the knowledge necessary to successfully performs A's dutties (he might not have
the experience).

I don't agree with David Wheeler's statement that secure coding should be
taught instead of more basic things like sorting algorithms. Both are
important, but I believe that properly understading foundations is more
important that 'don't trust the input'. Of course there's more to security
than that, but that leads me to my main point. How should secure coding be
taught?

I've considered 'secure coding' courses, and the idea allways look kind
oversized. How much can you teach that students can't read themselves from a
book? Can you fill a semester with that? I'm interested in people's experiences
here.

Adding a 'security chapter' to existing courses seems more appropiate (at least
to me). At the end of our Programming II course, I showcase students the
vulnerabilities that can be understood or are related with what they've saw in
class: these includes buffer overflows, input validation, integer
over/underflows, race conditions, least priviledge, etc. I stress that these are
only samples, and point them to links (like David's great 'Secure Programming
How-To') and books.
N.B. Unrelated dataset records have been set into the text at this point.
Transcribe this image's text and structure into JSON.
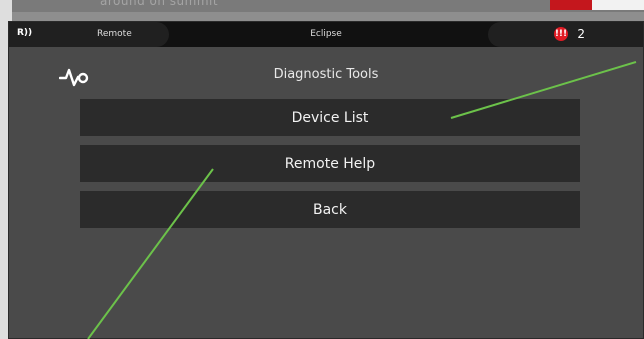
{
  "background_doc": {
    "title_fragment": "around on summit"
  },
  "status_bar": {
    "remote_icon": "R))",
    "remote_label": "Remote",
    "device_name": "Eclipse",
    "alert_icon": "!!!",
    "alert_count": "2"
  },
  "screen": {
    "title": "Diagnostic Tools",
    "title_icon": "pulse-icon",
    "buttons": [
      {
        "label": "Device List"
      },
      {
        "label": "Remote Help"
      },
      {
        "label": "Back"
      }
    ]
  },
  "colors": {
    "annotation_line": "#6cc24a",
    "alert": "#e01b24",
    "button_bg": "#2b2b2b",
    "screen_bg": "#4a4a4a"
  }
}
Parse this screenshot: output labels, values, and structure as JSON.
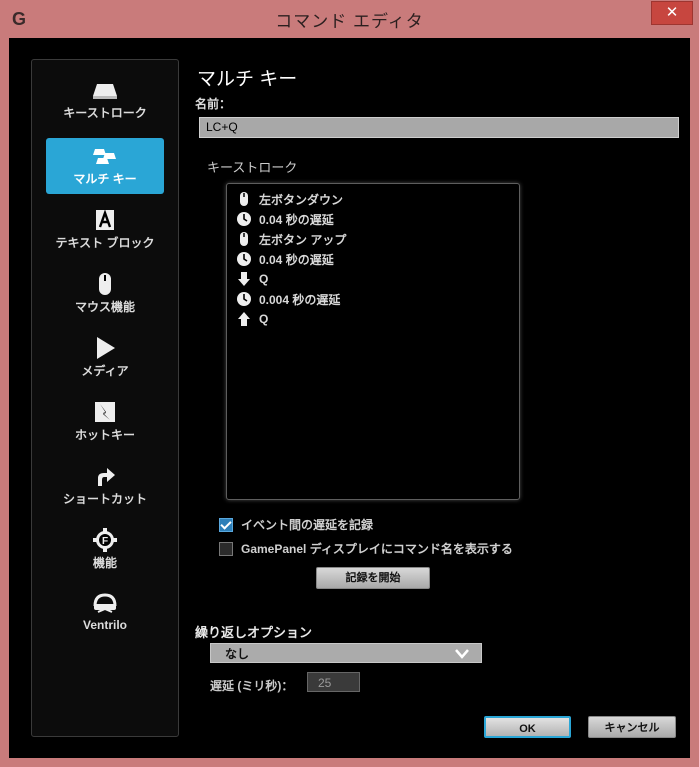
{
  "window": {
    "title": "コマンド エディタ",
    "close_glyph": "✕"
  },
  "sidebar": {
    "items": [
      {
        "label": "キーストローク",
        "icon": "key-icon"
      },
      {
        "label": "マルチ キー",
        "icon": "multi-key-icon",
        "active": true
      },
      {
        "label": "テキスト ブロック",
        "icon": "text-a-icon"
      },
      {
        "label": "マウス機能",
        "icon": "mouse-icon"
      },
      {
        "label": "メディア",
        "icon": "play-icon"
      },
      {
        "label": "ホットキー",
        "icon": "hotkey-icon"
      },
      {
        "label": "ショートカット",
        "icon": "shortcut-arrow-icon"
      },
      {
        "label": "機能",
        "icon": "function-gear-icon"
      },
      {
        "label": "Ventrilo",
        "icon": "headset-icon"
      }
    ]
  },
  "main": {
    "heading": "マルチ キー",
    "name_label": "名前：",
    "name_value": "LC+Q",
    "keystrokes_label": "キーストローク",
    "keystrokes": [
      {
        "icon": "mouse-icon",
        "text": "左ボタンダウン"
      },
      {
        "icon": "clock-icon",
        "text": "0.04 秒の遅延"
      },
      {
        "icon": "mouse-icon",
        "text": "左ボタン アップ"
      },
      {
        "icon": "clock-icon",
        "text": "0.04 秒の遅延"
      },
      {
        "icon": "arrow-down-icon",
        "text": "Q"
      },
      {
        "icon": "clock-icon",
        "text": "0.004 秒の遅延"
      },
      {
        "icon": "arrow-up-icon",
        "text": "Q"
      }
    ],
    "record_delay": {
      "label": "イベント間の遅延を記録",
      "checked": true
    },
    "gamepanel": {
      "label": "GamePanel ディスプレイにコマンド名を表示する",
      "checked": false
    },
    "record_button": "記録を開始",
    "repeat_label": "繰り返しオプション",
    "repeat_value": "なし",
    "delay_label": "遅延 (ミリ秒)：",
    "delay_value": "25"
  },
  "buttons": {
    "ok": "OK",
    "cancel": "キャンセル"
  }
}
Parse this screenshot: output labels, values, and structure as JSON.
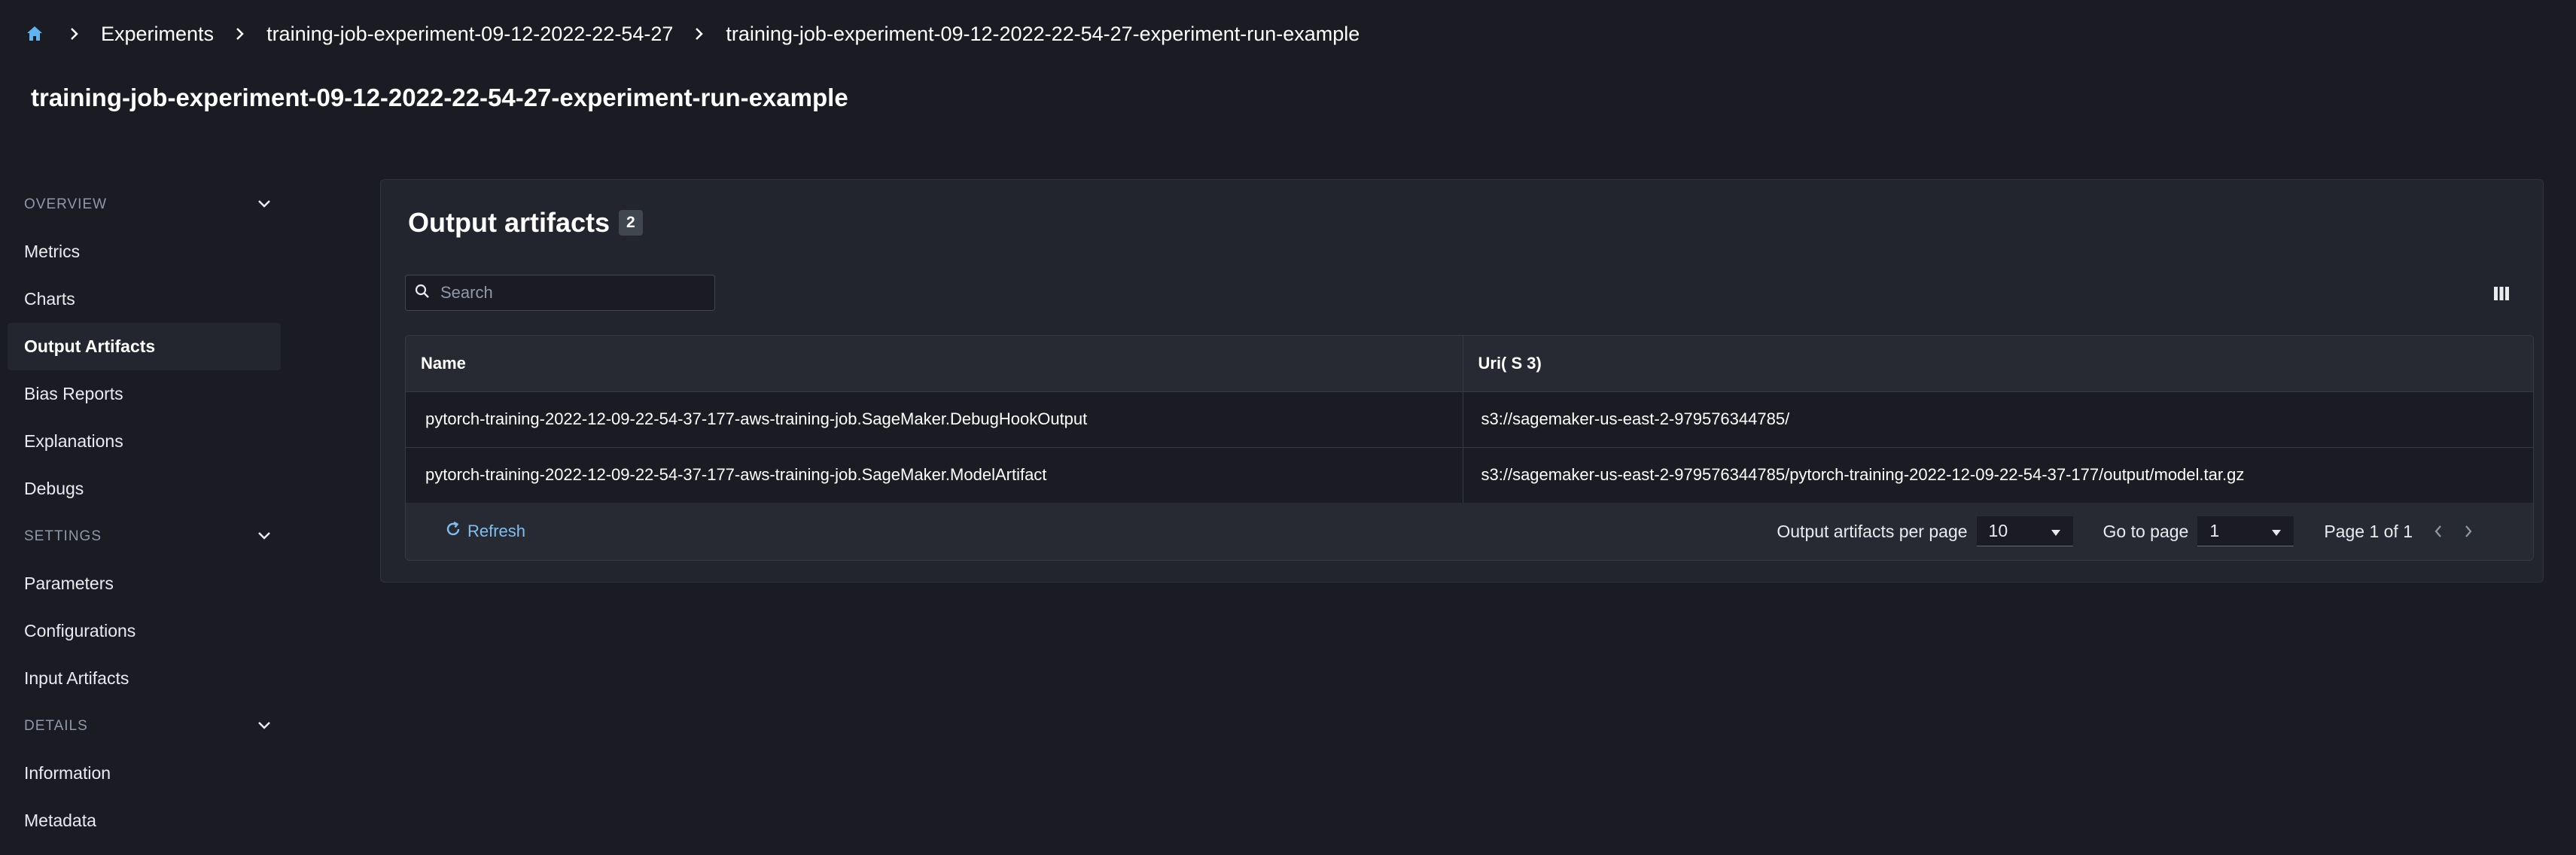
{
  "breadcrumbs": {
    "home_icon": "home-icon",
    "items": [
      "Experiments",
      "training-job-experiment-09-12-2022-22-54-27",
      "training-job-experiment-09-12-2022-22-54-27-experiment-run-example"
    ]
  },
  "page": {
    "title": "training-job-experiment-09-12-2022-22-54-27-experiment-run-example"
  },
  "sidebar": {
    "sections": [
      {
        "label": "OVERVIEW",
        "items": [
          "Metrics",
          "Charts",
          "Output Artifacts",
          "Bias Reports",
          "Explanations",
          "Debugs"
        ]
      },
      {
        "label": "SETTINGS",
        "items": [
          "Parameters",
          "Configurations",
          "Input Artifacts"
        ]
      },
      {
        "label": "DETAILS",
        "items": [
          "Information",
          "Metadata"
        ]
      }
    ],
    "active_item": "Output Artifacts"
  },
  "panel": {
    "title": "Output artifacts",
    "count": "2",
    "search_placeholder": "Search",
    "columns": [
      "Name",
      "Uri( S 3)"
    ],
    "rows": [
      {
        "name": "pytorch-training-2022-12-09-22-54-37-177-aws-training-job.SageMaker.DebugHookOutput",
        "uri": "s3://sagemaker-us-east-2-979576344785/"
      },
      {
        "name": "pytorch-training-2022-12-09-22-54-37-177-aws-training-job.SageMaker.ModelArtifact",
        "uri": "s3://sagemaker-us-east-2-979576344785/pytorch-training-2022-12-09-22-54-37-177/output/model.tar.gz"
      }
    ],
    "footer": {
      "refresh_label": "Refresh",
      "per_page_label": "Output artifacts per page",
      "per_page_value": "10",
      "goto_label": "Go to page",
      "goto_value": "1",
      "page_info": "Page 1 of 1"
    }
  },
  "colors": {
    "background": "#1b1c23",
    "panel": "#22252e",
    "link": "#7fbfef",
    "home_icon": "#5fb4f0"
  }
}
I haven't had the chance to evaluate the impact of that, but
it is on my to-do list.

Similary, some other courses where security can be plugged include operating
systems, networking, SE, system's design, etc.

I'd be interested to hear what people think of the two approaches (separate
security courses vs. spreading security all over the curricula).

Regards.

Fernando.





Re: [SC-L] Education and security -- another perspective (was ACM Queue - Content)

2004-07-05 Thread Fernando Schapachnik
En un mensaje anterior, der Mouse escribió:
  In general, I don't think this is an issue that is unique to _secure_
  programming (coding, design, etc.).  I think over the past 40 years
  or so, as a discipline, we've failed rather miserably at teaching
  programming, period.
 
 Right.  But on the other hand, that's not surprising - when did you
 last see even a course, never mind a program, in academia that was
 _supposed_ to teach programming (as opposed to computer science or
 software engineering or any of the various other things usually taught
 instead of it)?

Care to explain what do you think a 'programming course' should have that is not
covered in SE or CS courses (or curricula)?

Regards.

Fernando.





Re: [SC-L] Andy Tanenbaum on Linux's origins and security

2004-05-30 Thread Fernando Schapachnik
En un mensaje anterior, Kenneth R. van Wyk escribió:
 Andy Tanenbaum, the author of the MINIX operating system, recently posted an 
 opinion piece on the origins of Linux.  It's a fascinating albeit somewhat 
 lengthy read -- see http://www.cs.vu.nl/~ast/brown/ for the full text.  

People interested might also like to read:

http://www.kde.org/history/linux_is_obsolete.php

An interesting discussion mainly between Andy Tanenbaum, a well known Professor
of Computer Science at the Free University of Amsterdam and Linus Torvalds

 fast is to make it small. Fight Features.

I find the fight features ideas particulary interesting, but have so far not
found a good and general way of {t,pr}eaching that to customers or stakeholders.
Any experience there?

Regards, Fernando.





Re: [SC-L] virtual server - security

2004-03-31 Thread Fernando Schapachnik
Working for an ISP in a previous life we used FreeBSD jails. There are
kind-of-similar solutions for linux also (there's actually people in the list
who sell them even).

Good luck.

En un mensaje anterior, Serban Gh. Ghita escribió:
 Hello
 
 I am banging my head on the table every day, because i cannot find an
 elegant and safe solution to secure a virtual shared environment (server).
 Take the following facts: